BANGALORE: Engineers at the Bangalore and Hyderabad development centres of U.S.-based wireless technologies leader Qualcomm have helped to create the world's first `universal' chip supporting all three leading standards that turn mobile phones into television receivers. While TV reception on hand phones is just becoming available, the competition between different technologies means phones do not work as miniature television sets wherever one goes. The Qualcomm chip the Universal Broadcast Modem allows handset makers to use a single chip that will work in different geographies.

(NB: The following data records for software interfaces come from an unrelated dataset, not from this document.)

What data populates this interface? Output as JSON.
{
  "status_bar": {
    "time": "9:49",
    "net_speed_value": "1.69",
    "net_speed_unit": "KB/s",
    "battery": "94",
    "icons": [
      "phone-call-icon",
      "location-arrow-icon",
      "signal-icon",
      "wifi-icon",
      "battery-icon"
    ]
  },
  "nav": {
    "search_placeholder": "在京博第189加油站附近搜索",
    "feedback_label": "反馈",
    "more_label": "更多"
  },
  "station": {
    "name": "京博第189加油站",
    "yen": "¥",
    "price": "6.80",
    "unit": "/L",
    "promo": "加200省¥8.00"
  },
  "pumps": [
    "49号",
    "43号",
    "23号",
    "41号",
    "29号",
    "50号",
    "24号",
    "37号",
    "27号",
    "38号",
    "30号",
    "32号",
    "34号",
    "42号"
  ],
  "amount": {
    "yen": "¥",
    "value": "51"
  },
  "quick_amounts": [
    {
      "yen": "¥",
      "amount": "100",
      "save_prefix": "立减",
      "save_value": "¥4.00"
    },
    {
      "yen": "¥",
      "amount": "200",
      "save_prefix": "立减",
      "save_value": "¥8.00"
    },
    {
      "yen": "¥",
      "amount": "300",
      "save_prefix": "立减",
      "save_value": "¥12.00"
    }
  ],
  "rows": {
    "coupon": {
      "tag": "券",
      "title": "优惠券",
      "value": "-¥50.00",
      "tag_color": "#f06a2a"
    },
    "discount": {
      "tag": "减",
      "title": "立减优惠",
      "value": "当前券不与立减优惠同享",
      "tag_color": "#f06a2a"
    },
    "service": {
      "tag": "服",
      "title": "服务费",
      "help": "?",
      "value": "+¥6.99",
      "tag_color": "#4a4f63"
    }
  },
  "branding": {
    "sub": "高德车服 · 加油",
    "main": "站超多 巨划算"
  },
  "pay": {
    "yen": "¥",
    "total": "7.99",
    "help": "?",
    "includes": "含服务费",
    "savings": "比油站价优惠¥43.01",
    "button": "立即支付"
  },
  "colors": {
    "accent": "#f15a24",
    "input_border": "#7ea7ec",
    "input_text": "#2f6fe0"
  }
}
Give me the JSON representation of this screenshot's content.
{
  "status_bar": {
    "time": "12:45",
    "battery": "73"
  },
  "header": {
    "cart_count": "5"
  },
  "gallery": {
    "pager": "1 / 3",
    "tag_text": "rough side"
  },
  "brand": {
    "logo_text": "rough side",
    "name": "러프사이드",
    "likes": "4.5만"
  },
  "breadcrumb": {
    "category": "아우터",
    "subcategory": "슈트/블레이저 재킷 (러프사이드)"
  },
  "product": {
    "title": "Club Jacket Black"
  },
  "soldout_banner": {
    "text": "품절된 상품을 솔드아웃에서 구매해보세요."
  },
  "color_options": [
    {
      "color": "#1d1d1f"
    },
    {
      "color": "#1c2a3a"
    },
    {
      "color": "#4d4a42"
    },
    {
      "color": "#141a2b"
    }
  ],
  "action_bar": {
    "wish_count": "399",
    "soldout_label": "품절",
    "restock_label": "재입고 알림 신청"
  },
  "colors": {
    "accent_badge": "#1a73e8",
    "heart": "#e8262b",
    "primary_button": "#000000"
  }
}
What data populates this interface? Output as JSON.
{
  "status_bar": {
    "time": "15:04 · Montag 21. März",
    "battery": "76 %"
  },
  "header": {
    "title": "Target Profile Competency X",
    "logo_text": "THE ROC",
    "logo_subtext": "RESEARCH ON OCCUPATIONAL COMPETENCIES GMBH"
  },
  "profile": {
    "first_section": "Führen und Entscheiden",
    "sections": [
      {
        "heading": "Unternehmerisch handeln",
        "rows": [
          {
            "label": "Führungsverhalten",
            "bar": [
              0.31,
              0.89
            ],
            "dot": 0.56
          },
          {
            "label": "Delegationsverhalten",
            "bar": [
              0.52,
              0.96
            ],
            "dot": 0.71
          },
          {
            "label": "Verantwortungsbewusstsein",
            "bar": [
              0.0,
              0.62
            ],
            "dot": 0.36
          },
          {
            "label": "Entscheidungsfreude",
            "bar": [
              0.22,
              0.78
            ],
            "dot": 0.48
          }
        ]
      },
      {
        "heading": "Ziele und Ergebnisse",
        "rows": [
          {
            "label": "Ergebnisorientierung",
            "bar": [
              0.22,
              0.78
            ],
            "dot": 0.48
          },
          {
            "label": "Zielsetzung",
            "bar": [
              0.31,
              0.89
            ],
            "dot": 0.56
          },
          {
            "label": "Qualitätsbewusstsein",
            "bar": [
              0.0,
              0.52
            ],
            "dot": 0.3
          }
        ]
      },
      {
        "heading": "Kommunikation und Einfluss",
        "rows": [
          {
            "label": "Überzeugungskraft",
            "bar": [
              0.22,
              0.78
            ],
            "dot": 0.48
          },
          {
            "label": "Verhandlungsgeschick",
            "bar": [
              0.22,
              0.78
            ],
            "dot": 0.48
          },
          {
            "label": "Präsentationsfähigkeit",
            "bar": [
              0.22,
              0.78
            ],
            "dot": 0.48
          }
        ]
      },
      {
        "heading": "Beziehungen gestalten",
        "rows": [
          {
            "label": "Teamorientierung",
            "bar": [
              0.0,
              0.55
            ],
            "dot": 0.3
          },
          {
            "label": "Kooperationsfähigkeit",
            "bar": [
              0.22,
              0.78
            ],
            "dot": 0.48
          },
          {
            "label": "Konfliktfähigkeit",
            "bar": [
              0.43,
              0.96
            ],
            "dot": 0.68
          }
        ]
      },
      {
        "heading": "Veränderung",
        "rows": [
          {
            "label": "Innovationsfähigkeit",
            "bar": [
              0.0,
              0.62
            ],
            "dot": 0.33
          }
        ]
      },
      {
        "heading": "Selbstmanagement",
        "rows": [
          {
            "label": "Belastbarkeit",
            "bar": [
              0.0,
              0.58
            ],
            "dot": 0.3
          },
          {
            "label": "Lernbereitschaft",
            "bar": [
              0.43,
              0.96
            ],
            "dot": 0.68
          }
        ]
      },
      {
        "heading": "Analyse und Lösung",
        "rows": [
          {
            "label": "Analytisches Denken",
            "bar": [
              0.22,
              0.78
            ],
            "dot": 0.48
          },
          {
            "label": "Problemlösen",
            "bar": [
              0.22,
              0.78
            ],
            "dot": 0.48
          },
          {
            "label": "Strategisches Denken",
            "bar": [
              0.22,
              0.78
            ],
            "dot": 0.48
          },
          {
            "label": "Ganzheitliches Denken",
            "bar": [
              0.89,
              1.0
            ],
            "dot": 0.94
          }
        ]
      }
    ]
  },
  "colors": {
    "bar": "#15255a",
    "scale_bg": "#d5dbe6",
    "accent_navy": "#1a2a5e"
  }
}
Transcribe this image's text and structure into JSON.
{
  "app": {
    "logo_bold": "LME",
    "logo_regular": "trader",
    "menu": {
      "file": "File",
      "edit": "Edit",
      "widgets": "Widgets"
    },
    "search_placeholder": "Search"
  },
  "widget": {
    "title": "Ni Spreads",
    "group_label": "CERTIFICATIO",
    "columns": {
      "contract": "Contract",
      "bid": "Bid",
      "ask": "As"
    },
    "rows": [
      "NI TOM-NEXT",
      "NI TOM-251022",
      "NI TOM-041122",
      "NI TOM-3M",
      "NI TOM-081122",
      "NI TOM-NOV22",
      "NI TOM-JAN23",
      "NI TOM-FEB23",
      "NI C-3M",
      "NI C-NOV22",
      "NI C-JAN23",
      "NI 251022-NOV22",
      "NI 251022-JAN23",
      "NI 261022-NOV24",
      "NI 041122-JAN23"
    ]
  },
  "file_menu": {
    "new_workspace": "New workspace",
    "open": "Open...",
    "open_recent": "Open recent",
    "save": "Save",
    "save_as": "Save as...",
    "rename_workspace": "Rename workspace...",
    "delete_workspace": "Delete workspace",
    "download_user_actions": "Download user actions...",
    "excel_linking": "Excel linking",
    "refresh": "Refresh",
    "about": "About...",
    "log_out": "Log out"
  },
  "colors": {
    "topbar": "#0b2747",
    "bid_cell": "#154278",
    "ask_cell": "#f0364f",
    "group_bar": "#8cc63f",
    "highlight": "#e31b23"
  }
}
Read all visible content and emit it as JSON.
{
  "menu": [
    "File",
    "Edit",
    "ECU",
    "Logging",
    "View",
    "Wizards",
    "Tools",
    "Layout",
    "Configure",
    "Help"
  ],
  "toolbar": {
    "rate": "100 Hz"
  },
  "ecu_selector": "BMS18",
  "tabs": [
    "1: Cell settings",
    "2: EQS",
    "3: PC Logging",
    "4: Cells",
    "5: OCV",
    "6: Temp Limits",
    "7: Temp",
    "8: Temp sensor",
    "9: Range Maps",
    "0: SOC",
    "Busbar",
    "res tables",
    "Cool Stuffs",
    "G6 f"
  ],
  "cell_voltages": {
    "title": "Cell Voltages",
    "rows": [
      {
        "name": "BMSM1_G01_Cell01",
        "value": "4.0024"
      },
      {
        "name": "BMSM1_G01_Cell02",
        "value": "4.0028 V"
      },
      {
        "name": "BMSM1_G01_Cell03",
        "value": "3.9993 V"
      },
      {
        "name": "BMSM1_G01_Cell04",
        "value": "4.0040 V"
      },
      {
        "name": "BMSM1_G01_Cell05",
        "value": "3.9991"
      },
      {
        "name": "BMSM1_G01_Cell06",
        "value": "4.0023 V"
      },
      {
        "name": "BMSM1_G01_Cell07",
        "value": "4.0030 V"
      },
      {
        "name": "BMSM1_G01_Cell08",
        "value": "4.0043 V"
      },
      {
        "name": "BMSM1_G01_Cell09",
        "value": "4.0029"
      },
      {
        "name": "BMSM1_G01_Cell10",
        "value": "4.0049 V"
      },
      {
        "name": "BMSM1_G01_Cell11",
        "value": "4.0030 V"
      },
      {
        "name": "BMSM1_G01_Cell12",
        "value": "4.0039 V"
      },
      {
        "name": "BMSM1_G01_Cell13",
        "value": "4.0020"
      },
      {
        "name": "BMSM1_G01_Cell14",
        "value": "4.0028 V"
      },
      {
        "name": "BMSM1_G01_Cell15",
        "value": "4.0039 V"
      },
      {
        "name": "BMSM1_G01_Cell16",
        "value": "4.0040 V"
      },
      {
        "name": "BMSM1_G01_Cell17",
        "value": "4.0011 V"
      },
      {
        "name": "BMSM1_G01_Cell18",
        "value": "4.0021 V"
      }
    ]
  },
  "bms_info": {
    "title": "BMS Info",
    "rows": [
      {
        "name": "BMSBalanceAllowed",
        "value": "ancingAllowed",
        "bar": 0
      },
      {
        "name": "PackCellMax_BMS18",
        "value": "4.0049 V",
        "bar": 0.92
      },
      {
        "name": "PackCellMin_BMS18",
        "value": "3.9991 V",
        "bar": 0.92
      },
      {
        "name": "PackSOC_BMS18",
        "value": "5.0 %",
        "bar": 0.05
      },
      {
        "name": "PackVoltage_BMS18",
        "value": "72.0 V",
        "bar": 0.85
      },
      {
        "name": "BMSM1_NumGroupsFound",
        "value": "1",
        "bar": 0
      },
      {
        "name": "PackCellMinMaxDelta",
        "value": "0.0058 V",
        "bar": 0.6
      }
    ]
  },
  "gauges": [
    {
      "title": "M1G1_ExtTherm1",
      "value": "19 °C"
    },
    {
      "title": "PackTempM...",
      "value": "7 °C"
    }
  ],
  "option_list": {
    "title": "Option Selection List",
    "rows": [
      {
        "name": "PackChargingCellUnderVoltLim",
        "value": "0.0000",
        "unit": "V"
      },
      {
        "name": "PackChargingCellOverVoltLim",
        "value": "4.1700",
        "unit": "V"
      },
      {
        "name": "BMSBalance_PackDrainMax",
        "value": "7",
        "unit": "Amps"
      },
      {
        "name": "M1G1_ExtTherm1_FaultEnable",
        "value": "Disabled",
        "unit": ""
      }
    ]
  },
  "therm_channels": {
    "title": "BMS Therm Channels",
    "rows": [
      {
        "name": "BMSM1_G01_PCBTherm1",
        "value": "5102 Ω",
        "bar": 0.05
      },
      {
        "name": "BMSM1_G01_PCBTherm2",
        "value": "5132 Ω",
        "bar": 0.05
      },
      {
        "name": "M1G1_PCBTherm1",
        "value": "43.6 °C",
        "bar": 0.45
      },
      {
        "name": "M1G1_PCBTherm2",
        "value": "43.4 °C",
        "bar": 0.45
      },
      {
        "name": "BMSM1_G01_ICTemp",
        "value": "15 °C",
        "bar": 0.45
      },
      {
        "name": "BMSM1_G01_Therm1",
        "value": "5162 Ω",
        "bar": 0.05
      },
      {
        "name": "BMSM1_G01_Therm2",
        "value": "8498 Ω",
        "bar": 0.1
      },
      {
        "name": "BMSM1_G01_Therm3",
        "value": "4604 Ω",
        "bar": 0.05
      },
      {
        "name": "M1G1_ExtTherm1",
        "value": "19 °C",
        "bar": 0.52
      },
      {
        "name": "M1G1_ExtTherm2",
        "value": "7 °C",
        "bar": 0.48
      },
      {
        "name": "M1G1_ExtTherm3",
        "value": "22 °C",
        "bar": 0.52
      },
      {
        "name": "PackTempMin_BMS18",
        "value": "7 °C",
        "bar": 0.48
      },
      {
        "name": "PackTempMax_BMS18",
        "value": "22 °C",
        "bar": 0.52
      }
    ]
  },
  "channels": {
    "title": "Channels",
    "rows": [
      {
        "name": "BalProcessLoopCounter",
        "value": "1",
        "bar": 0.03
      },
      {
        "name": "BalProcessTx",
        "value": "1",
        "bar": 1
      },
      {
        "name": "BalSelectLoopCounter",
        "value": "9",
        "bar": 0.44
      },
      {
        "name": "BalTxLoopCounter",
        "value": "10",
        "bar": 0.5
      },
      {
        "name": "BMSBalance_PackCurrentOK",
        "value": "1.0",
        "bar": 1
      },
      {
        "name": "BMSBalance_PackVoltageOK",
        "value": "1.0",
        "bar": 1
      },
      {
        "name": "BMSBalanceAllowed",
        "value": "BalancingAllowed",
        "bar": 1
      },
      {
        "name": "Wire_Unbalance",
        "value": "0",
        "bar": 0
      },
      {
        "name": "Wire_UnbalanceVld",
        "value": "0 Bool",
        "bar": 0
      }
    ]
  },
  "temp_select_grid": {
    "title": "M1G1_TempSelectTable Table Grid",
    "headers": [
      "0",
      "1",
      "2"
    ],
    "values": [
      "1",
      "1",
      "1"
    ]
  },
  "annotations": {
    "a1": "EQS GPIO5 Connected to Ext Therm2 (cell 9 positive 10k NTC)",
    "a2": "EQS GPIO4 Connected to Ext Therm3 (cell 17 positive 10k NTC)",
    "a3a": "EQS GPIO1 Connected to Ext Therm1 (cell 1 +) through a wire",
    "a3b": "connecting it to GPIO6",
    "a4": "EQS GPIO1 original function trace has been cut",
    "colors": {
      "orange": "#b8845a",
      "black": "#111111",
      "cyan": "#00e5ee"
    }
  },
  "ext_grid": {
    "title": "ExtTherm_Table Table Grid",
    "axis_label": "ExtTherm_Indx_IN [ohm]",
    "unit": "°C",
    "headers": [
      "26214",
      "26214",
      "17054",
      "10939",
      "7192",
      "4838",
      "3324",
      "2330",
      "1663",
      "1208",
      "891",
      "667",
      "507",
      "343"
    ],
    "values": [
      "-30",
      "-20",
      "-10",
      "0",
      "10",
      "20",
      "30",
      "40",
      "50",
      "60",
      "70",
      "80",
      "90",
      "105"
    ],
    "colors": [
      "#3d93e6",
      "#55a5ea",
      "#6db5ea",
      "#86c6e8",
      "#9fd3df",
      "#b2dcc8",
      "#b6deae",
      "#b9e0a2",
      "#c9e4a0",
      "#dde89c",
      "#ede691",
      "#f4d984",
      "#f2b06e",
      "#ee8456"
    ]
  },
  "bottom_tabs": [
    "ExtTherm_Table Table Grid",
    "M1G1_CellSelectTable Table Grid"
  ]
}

Key elements of the chip were crafted at the software lab in Hyderabad, while Bangalore-based engineers helped with the hardware aspects.
Slate of three chips
The two teams and a third `applications' team based in Mumbai have also played a significant role in Qualcomm's launch in late 2005, of a slate of three chips in their QSC or low Cost Single Chip range. These chips allow handset makers to produce different types of affordable phones for users of Code Division Multiple Access (CDMA) the main technology harnessed in India by Reliance and Tata. While one chip provides just voice and messaging capability, the second includes music download features and the third includes a camera and a modem.
In a special telephonic briefing for The Hindu, from London on Tuesday, Sanjay K. Jha, President, Qualcomm CDMA Technologies Group, and Executive Vice-President of the parent company, Qualcomm, described as `awesome' the contribution of its India-based engineers to Qualcomm's product roadmap.
While the company has delivered a chip to fuel a `multi-mode' phone that would work across the two types of network Global Services Mobile (GSM) and CDMA its engineers in India and other centres were already working towards a `World Data Phone', Dr. Jha said.
Qualcomm's Chief Executive, Paul Jacobs, is in India this week for discussions with the Union Communications Ministry as well as with leading Indian players like BSNL, Reliance and Tata Indicom.